So we know what lies ahead for the next two years. Sympathetic observers in the media will detect racism in the tea parties and in non-mainstream-media coverage of Mr. Obama’s disappointing performance. As never before, any African-American politician mired in ethics problems (e.g., Charles Rangel) or facing political oblivion (e.g., David Paterson) will claim he is a victim of racial intolerance.
Privately, a majority of Americans accepts that the African-American elite enjoys a particular leeway in promiscuously leveling accusations of racism — and that such exemption from criticism ultimately derives from the fact that on a percentage basis much of the African-American community is not doing as well as the rest of America, and the culprit must be either racism or a lack of government financial assistance. End of discussion.

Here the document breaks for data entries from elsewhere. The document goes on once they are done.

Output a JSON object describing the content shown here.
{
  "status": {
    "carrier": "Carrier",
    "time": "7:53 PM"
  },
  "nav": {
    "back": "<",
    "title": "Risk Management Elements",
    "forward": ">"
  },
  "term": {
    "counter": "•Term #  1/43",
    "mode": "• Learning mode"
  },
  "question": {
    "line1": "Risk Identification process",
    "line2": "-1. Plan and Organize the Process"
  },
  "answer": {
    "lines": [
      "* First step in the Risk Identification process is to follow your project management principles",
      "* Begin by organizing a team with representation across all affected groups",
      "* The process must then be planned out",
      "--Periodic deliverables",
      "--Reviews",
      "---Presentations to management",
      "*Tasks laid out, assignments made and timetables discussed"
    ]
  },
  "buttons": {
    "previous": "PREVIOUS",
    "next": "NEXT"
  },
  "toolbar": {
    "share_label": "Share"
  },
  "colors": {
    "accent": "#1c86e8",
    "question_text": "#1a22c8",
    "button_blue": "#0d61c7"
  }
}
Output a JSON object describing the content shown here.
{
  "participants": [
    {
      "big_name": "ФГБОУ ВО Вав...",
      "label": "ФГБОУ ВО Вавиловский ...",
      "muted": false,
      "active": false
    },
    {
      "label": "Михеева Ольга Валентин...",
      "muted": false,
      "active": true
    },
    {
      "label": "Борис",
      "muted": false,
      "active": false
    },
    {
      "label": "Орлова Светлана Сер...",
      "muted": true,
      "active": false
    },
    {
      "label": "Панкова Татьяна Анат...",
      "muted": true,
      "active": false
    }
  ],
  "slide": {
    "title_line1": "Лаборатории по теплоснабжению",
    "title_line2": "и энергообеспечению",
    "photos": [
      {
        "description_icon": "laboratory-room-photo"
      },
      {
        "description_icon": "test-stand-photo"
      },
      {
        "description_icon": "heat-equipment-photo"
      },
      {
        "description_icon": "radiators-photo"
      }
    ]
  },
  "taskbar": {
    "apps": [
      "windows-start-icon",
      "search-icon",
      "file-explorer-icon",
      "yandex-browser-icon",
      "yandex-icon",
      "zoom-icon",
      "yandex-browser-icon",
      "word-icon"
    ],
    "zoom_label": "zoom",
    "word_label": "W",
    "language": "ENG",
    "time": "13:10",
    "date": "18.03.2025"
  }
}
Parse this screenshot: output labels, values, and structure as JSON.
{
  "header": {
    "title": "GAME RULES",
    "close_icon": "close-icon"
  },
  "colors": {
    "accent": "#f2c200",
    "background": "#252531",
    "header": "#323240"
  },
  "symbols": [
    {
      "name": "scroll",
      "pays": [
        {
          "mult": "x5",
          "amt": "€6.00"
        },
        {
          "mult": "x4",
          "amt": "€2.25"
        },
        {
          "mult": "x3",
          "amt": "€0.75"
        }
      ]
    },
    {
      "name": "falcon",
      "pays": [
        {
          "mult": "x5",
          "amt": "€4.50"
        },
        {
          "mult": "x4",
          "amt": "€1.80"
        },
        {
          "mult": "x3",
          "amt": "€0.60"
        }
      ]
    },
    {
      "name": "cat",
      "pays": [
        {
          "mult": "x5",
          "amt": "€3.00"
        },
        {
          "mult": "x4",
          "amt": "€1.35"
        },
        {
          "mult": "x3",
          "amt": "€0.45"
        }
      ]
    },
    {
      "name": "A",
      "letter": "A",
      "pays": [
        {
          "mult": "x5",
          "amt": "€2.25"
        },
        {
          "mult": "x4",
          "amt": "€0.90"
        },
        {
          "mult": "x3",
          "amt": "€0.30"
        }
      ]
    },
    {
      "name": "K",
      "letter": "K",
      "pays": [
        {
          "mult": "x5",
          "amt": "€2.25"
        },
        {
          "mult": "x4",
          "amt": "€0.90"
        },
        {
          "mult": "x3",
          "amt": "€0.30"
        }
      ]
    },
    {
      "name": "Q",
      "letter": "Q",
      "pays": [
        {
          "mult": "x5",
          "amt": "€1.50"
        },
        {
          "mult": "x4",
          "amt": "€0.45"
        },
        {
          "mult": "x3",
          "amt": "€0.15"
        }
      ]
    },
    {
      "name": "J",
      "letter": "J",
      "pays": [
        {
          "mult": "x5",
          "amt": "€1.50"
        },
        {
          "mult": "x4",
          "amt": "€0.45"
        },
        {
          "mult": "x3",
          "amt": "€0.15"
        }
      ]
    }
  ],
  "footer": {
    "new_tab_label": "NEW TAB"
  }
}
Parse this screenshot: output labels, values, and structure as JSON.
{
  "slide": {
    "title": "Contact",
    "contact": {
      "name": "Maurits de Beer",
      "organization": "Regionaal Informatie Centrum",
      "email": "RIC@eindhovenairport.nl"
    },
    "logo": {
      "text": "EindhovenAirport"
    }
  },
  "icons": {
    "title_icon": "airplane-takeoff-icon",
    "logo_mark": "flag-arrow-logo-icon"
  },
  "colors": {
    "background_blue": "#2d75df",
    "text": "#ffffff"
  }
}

In short, we are witnessing a public soon asked to pay higher taxes as the debt grows and jobs remain scarce, while its energy costs spike — and popular protests over any and all of that earn charges of racism.
Mr. Obama could rather easily restore his credibility by offering a plan to balance the budget that matched his tax hikes with tough budget cuts. He could offer a jobs plan centered on incentives for business and psychological support for entrepreneurs. He could offer a landmark new tax code that rewards income and savings, and taxes consumption. A multifaceted energy program might tap all the oil, coal, gas, and nuclear power we could produce as a bridge to next-generation fuels without bankrupting the Treasury or endangering our autonomy. And a fair-minded discussion of race would explore how obsession with elite racial grievances has little to do with the causes of a too-large African-American underclass.
Until then, the more mellifluously the president lectures, the more he will exhaust the voters.
— NRO contributor Victor Davis Hanson is a senior fellow at the Hoover Institution, the editor of Makers of Ancient Strategy: From the Persian Wars to the Fall of Rome, and the author of The Father of Us All: War and History, Ancient and Modern.